FIRST PERIOD: THE LOSS OF THE DIAMOND (1848)
13. CHAPTER XIII
"I have already formed an opinion on this case, says Sergeant Cuff,
"which I beg your ladyship's permission to keep to myself for the present.
My business now is to mention what I have discovered up-stairs in Miss
Verinder's sitting-room, and what I have decided (with your ladyship's leave)
on doing next."
He then went into the matter of the smear on the paint, and stated
the conclusions he drew from it--just as he had stated them
(only with greater respect of language) to Superintendent Seegrave.
"One thing," he said, in conclusion, "is certain. The Diamond is missing
out of the drawer in the cabinet. Another thing is next to certain.
The marks from the smear on the door must be on some article of dress
belonging to somebody in this house. We must discover that article of
dress before we go a step further."
"And that discovery," remarked my mistress, "implies, I presume,
the discovery of the thief?"
"I beg your ladyship's pardon--I don't say the Diamond is stolen.
I only say, at present, that the Diamond is missing. The discovery
of the stained dress may lead the way to finding it."
Her ladyship looked at me. "Do you understand this?" she said.
"Sergeant Cuff understands it, my lady," I answered.
"How do you propose to discover the stained dress?" inquired my mistress,
addressing herself once more to the Sergeant. "My good servants,
who have been with me for years, have, I am ashamed to say, had their
boxes and rooms searched already by the other officer. I can't and won't

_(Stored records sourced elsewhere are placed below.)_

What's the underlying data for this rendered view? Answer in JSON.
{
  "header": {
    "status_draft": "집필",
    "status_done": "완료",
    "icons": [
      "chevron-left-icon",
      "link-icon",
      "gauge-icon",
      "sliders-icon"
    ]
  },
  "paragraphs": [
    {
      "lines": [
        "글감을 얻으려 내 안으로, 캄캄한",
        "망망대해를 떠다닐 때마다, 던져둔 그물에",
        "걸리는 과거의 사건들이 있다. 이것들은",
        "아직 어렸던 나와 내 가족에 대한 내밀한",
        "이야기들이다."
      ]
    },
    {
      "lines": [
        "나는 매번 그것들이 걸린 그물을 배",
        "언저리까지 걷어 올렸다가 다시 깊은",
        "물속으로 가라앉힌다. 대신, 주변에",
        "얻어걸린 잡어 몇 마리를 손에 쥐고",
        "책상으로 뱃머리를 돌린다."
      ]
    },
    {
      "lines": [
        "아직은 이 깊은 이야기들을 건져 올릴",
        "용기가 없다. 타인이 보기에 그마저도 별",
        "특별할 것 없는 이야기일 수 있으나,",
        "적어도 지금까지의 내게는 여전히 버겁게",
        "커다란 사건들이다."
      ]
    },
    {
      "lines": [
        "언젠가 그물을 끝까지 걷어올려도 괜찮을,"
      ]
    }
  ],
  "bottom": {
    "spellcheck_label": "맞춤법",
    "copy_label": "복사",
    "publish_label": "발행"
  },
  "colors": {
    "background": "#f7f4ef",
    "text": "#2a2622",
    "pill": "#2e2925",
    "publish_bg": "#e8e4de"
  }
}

permit them to be insulted in that way a second time!"
(There was a mistress to serve! There was a woman in ten thousand,
if you like!)